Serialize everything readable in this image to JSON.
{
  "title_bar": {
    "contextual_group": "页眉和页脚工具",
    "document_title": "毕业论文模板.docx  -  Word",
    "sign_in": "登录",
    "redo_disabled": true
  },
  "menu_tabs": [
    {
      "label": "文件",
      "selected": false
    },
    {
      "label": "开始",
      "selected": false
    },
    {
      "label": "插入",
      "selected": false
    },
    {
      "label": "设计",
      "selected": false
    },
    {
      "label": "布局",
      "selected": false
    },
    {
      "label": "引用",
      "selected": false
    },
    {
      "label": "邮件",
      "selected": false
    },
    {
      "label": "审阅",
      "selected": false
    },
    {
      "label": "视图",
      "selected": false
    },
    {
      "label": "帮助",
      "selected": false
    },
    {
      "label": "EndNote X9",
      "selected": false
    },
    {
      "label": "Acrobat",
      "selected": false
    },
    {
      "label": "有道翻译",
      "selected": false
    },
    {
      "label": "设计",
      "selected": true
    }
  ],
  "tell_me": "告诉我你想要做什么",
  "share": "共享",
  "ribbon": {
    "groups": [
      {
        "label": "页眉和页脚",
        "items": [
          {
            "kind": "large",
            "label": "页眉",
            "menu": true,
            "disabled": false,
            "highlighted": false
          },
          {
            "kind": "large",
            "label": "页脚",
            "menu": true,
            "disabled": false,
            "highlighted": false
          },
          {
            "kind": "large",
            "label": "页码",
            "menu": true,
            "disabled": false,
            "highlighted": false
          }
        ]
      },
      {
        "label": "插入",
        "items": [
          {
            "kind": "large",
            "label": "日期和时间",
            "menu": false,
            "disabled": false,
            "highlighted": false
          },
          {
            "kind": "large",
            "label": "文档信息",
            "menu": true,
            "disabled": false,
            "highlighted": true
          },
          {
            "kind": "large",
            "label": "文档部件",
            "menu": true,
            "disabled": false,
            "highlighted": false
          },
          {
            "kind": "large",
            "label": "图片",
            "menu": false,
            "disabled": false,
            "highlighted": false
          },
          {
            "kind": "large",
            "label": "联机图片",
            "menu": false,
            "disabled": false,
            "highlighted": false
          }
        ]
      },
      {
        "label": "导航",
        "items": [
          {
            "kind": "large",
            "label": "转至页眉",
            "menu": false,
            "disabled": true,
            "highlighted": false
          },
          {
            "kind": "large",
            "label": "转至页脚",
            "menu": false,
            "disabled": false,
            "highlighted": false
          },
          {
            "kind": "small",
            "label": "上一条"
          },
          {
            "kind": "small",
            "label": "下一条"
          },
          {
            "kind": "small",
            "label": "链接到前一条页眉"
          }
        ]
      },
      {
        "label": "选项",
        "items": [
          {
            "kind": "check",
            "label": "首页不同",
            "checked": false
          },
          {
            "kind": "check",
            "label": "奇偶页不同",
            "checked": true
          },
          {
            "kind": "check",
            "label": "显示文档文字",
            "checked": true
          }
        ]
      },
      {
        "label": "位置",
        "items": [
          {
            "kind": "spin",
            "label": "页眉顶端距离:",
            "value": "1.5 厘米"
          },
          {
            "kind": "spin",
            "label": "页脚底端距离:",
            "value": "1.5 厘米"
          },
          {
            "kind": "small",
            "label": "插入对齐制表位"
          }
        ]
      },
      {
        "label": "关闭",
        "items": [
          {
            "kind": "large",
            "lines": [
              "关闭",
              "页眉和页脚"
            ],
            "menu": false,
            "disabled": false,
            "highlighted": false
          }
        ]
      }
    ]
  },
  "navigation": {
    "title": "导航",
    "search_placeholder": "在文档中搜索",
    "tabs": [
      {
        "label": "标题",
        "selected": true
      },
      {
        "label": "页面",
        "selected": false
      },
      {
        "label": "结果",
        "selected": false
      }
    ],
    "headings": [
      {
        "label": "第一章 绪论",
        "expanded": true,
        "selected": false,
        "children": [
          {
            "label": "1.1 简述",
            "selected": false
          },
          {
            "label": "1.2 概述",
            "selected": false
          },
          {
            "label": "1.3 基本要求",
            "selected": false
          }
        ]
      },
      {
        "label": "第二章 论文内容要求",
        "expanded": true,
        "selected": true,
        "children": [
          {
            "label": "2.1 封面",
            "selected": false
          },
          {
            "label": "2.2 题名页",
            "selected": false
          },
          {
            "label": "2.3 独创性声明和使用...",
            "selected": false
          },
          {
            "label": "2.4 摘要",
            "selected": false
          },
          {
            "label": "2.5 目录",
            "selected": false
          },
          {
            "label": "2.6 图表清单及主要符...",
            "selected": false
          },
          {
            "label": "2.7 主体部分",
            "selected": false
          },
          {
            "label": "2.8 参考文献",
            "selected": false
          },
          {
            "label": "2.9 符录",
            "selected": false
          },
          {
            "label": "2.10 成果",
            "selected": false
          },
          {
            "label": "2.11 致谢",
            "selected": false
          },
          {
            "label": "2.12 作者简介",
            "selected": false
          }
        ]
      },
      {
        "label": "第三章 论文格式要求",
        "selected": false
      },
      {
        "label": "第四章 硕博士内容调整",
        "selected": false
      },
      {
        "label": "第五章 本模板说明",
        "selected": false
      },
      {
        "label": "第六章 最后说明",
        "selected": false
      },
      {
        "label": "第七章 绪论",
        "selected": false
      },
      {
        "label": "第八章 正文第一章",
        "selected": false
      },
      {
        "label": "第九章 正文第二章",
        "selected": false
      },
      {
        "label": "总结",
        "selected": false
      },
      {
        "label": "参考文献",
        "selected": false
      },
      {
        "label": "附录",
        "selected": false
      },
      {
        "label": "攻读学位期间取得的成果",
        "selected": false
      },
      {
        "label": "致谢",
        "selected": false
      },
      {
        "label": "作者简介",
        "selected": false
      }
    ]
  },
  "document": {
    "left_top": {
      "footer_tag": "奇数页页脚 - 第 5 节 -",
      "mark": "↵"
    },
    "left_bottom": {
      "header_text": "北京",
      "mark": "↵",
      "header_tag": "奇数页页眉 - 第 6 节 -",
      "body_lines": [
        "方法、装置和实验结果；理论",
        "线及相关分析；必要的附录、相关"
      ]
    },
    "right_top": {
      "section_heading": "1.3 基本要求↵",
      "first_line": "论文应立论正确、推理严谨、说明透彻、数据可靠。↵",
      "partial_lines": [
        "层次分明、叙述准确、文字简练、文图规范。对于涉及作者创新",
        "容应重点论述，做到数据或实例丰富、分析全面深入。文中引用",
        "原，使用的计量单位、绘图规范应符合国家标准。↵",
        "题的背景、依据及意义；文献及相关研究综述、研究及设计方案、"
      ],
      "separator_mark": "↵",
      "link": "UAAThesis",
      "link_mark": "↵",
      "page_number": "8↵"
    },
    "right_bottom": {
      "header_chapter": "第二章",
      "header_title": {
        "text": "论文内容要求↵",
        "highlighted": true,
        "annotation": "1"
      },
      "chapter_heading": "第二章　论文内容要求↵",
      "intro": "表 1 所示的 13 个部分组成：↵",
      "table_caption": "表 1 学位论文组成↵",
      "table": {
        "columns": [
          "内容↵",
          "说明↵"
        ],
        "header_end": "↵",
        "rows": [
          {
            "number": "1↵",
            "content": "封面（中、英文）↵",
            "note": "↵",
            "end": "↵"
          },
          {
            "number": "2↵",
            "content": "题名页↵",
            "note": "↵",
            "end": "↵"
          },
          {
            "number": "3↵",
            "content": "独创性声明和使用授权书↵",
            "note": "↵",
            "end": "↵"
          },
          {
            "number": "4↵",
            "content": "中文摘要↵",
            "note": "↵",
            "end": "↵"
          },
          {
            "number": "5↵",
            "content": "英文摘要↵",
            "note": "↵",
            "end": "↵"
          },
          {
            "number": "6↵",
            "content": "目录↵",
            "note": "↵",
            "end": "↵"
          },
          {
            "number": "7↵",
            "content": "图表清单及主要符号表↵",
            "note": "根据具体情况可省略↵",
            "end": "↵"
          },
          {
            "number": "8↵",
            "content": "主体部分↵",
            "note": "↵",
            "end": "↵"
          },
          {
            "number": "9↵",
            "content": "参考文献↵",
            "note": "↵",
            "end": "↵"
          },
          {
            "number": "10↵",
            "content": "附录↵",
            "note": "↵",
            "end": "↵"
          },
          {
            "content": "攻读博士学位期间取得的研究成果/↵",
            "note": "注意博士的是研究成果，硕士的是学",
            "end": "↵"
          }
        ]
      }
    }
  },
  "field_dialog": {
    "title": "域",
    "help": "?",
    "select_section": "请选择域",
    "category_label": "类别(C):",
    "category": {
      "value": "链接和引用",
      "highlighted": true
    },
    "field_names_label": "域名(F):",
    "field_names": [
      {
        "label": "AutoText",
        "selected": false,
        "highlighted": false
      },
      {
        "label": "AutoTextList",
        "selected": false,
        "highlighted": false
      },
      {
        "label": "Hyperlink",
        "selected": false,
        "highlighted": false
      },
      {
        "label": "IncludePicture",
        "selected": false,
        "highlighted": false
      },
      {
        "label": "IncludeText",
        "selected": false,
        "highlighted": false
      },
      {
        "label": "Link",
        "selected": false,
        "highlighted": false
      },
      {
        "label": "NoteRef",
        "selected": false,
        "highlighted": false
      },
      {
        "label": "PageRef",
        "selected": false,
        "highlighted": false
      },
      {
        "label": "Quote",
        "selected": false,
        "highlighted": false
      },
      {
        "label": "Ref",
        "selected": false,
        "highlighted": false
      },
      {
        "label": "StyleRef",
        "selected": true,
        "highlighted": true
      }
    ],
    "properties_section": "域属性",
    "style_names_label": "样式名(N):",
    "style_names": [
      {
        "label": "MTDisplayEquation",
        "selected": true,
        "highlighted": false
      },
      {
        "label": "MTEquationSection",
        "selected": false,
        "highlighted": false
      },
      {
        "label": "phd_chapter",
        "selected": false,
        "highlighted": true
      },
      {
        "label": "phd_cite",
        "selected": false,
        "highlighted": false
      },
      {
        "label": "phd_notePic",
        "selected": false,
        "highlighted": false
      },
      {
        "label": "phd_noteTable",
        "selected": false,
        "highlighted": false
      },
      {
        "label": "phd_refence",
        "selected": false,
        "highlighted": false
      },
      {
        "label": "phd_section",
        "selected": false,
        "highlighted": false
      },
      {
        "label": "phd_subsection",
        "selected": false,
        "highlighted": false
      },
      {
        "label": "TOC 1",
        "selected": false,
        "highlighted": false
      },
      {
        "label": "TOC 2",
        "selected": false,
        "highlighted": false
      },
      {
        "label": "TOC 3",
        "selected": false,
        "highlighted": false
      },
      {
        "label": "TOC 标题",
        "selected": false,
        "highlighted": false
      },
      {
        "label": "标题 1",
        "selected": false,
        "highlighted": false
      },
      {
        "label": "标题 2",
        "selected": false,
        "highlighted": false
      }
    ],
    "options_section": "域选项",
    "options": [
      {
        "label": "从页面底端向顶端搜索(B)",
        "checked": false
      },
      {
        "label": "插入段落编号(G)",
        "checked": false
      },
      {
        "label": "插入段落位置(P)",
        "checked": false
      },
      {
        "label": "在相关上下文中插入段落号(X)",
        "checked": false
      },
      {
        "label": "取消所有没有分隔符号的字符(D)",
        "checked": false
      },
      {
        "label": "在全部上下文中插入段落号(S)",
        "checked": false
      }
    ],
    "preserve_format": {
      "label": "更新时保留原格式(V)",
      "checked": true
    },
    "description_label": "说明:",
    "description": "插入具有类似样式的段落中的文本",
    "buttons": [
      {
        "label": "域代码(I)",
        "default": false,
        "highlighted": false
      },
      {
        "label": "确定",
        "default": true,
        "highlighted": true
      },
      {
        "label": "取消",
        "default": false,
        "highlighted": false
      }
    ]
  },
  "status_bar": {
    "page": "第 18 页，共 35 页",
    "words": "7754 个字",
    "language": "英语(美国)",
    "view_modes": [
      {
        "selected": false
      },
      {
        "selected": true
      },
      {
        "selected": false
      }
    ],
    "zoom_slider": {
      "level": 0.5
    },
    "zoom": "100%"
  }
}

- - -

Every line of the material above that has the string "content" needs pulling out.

            "content": "封面（中、英文）↵",
            "content": "题名页↵",
            "content": "独创性声明和使用授权书↵",
            "content": "中文摘要↵",
            "content": "英文摘要↵",
            "content": "目录↵",
            "content": "图表清单及主要符号表↵",
            "content": "主体部分↵",
            "content": "参考文献↵",
            "content": "附录↵",
            "content": "攻读博士学位期间取得的研究成果/↵",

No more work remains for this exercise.